Near the base of the Space Needle is the Museum of Pop Culture (MoPOP), built in 2000 by architect Frank Gehry. From an aerial view, which you can see from the Space Needle next door, the building resembles a smashed guitar! Originally called the Experience Music Project, funded by Paul Allen, Microsoft cofounder, to house his extensive collection of rock memorabilia, this museum has had several name changes over the years.
Current exhibits include David Bowie: Starman and the Jim Henson Exhibition (creator of the Muppets), Star Trek and Jimi Hendrix. Some exhibits have additional fees to enter. You can buy tickets in advance on the website.
4 pm Pioneer Square

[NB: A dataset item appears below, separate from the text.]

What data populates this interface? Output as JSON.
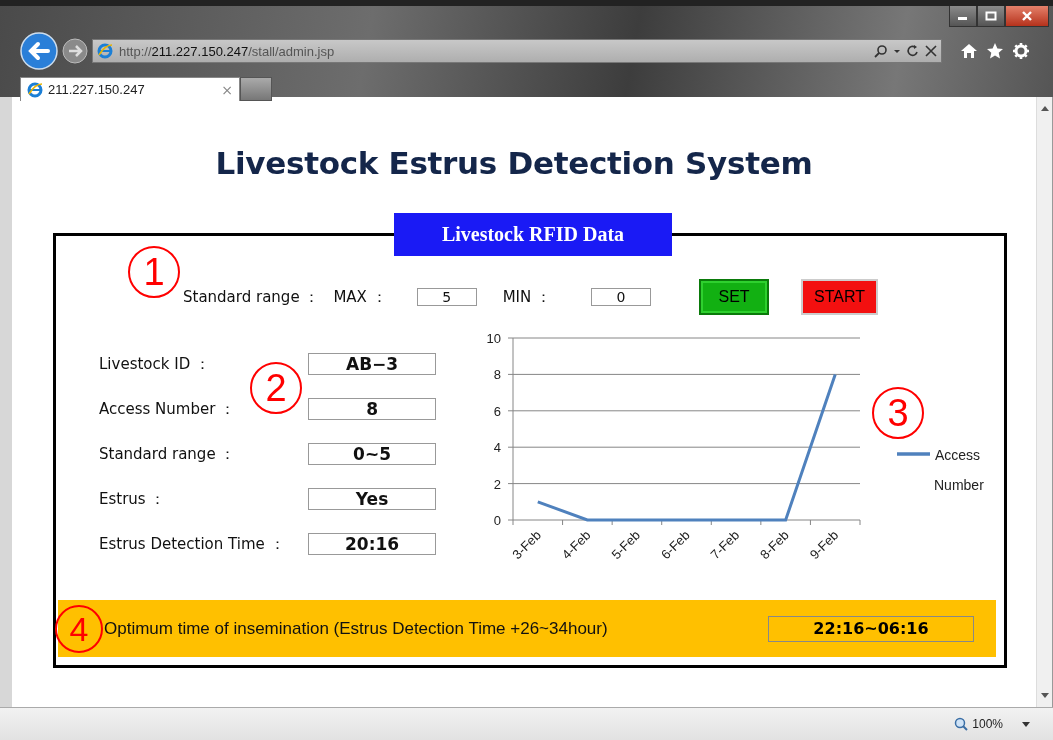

Once the center of town, historic Pioneer Square is now a hip, downtown neighborhood with lots of eateries, boutique shops and art galleries. The first Thursday of the month is an evening art walk of the galleries. This a good place to explore the history of Seattle. You can pick up a self-guided walking tour of Pioneer Square at the visitor center.
With 38 stories, Smith Tower, built in 1914, named for L.C. Smith who made his money in typewriters (might have to explain that one to the kids), was the tallest structure west of the Mississippi until the Space Needle was erected. There is still an observation deck on the 35th floor which offers fantastic views of Seattle on a clear day.

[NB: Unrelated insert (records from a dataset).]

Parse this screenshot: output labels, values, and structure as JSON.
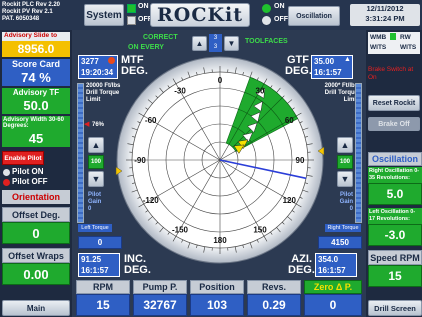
{
  "header": {
    "plc": [
      "Rockit PLC Rev 2.20",
      "Rockit PV Rev 2.1",
      "PAT. 6050348"
    ],
    "system": "System",
    "on": "ON",
    "off": "OFF",
    "logo": "ROCKit",
    "correct": "CORRECT",
    "on_every": "ON EVERY",
    "every_count": "3",
    "every_count2": "3",
    "toolfaces": "TOOLFACES",
    "sw_on": "ON",
    "sw_off": "OFF",
    "oscillation": "Oscillation",
    "date": "12/11/2012",
    "time": "3:31:24 PM",
    "wmb": "WMB",
    "wits": "WITS",
    "rw": "RW",
    "wits2": "WITS"
  },
  "left": {
    "adv_slide_lbl": "Advisory Slide to",
    "adv_slide_val": "8956.0",
    "score_lbl": "Score Card",
    "score_val": "74 %",
    "adv_tf_lbl": "Advisory TF",
    "adv_tf_val": "50.0",
    "adv_width_lbl": "Advisory Width 30-60 Degrees:",
    "adv_width_val": "45",
    "enable_pilot": "Enable Pilot",
    "pilot_on": "Pilot ON",
    "pilot_off": "Pilot OFF",
    "orientation": "Orientation",
    "offset_deg_lbl": "Offset Deg.",
    "offset_deg_val": "0",
    "offset_wraps_lbl": "Offset Wraps",
    "offset_wraps_val": "0.00",
    "main": "Main"
  },
  "center": {
    "mtf_val": "3277",
    "mtf_time": "19:20:34",
    "mtf_lbl": "MTF",
    "mtf_deg": "DEG.",
    "gtf_val": "35.00",
    "gtf_time": "16:1:57",
    "gtf_lbl": "GTF",
    "gtf_deg": "DEG.",
    "tq_left": "20000 Ft/lbs",
    "drill_tq": "Drill Torque",
    "limit": "Limit",
    "tq_right": "2000* Ft/lbs",
    "drill_tq_r": "Drill Torque",
    "limit_r": "Limit",
    "pct_l": "76%",
    "gain_l": "100",
    "gain_r": "100",
    "pilot_gain": "Pilot",
    "gain_word": "Gain",
    "gain_zero": "0",
    "left_torque": "Left Torque",
    "right_torque": "Right Torque",
    "left_tq_val": "0",
    "right_tq_val": "4150",
    "inc_val": "91.25",
    "inc_time": "16:1:57",
    "inc_lbl": "INC.",
    "inc_deg": "DEG.",
    "azi_val": "354.0",
    "azi_time": "16:1:57",
    "azi_lbl": "AZI.",
    "azi_deg": "DEG.",
    "ticks": [
      "0",
      "30",
      "60",
      "90",
      "120",
      "150",
      "180",
      "-150",
      "-120",
      "-90",
      "-60",
      "-30"
    ]
  },
  "bottom": {
    "rpm_lbl": "RPM",
    "rpm_val": "15",
    "pump_lbl": "Pump P.",
    "pump_val": "32767",
    "pos_lbl": "Position",
    "pos_val": "103",
    "revs_lbl": "Revs.",
    "revs_val": "0.29",
    "zero_lbl": "Zero Δ P.",
    "zero_val": "0"
  },
  "right": {
    "brake_msg": "Brake Switch at On",
    "reset": "Reset Rockit",
    "brake_off": "Brake Off",
    "osc_head": "Oscillation",
    "right_osc_lbl": "Right Oscillation 0-35 Revolutions:",
    "right_osc_val": "5.0",
    "left_osc_lbl": "Left Oscillation 0-17 Revolutions:",
    "left_osc_val": "-3.0",
    "speed_lbl": "Speed RPM",
    "speed_val": "15",
    "drill_screen": "Drill Screen"
  },
  "colors": {
    "green": "#1faa2e",
    "blue": "#2f5fc4",
    "gold": "#f5c400"
  }
}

Find Waterfall Gardens marking the location where American Messenger Company- now UPS- started 110 years ago. And for those of you interested in exploring the darker side of Seattle, explore the tunnel system below Pioneer Square on any number of ghost tours. It is reputed to be haunted.
As you stroll through the area you will notice in some areas there are basement apartments. The street in this section of town was raised to prevent flooding. The level of the doors into the now basement apartments is the original level of the street.
5:30 Drinks and Dinner in Pioneer Square
By this point you deserve a drink and some dinner. Not short of choices, Pioneer Square is home to some of Seattle’s best restaurants.
For drinks try the aptly named Damn the Weather for a selection of cocktails, wines, beer and ciders. Happy hour ends at 6 pm. (Monday-Friday)
If you haven’t yet tried seafood in Seattle, visit Taylor Shellfish Farms- Oyster Bar in Pioneer Square. With farm to table all the rage at the moment, what better than an oyster bar run by the farmer himself. Taylor Shellfish Farms run several oyster bars around Seattle and you are in luck as one is in Pioneer Square. The Taylor family has been farming shellfish in Puget Sound since 1890.
With a selection of fresh oysters and cocktails and wines handpicked to accompany them, this is the perfect spot for pre-dinner drinks and appetizers. Happy hour is from 4-6 pm Monday-Friday.
And for dinner if you want beautiful Italian food try the well regarded El Terrazzo Carmine, a Pioneer Square institution for over 30 years or the newer El Intermezzo Carmine by the same owner. For a historical twist, try the Good Bar in the renovated Pacific Commercial Building, complete with the vintage bank vaults and a marble bar.
If You Go to Seattle
For flights to Seattle, many airlines both domestic and international service Seattle-Tacoma International Airport.
There is light rail service direct from the airport to the city center. Trams run regularly.
If you are exploring Seattle following a cruise, the Port of Seattle offers a free luggage valet service which transfers your luggage from the cruise ship direct to the airport so you can explore Seattle for the day luggage free.
Where to Stay in Seattle
There are the usual national and international hotels in Seattle. As well as several smaller boutique hotels. There are several options near Pikes Place Market if you would like to stay near the start of this itinerary or some nice hotels with views of the water.
If You Have More than One Day in Seattle: Other Day Trips near Seattle
A popular cruise port, many cruises begin or end in Seattle. This itinerary is a wonderful way to explore Seattle if you have a day before or after your cruise. If you have more time, Mt. Rainier (approximately 2 hours) and Bainbridge Island (via the ferry, about 35 minutes) make enjoyable day trips.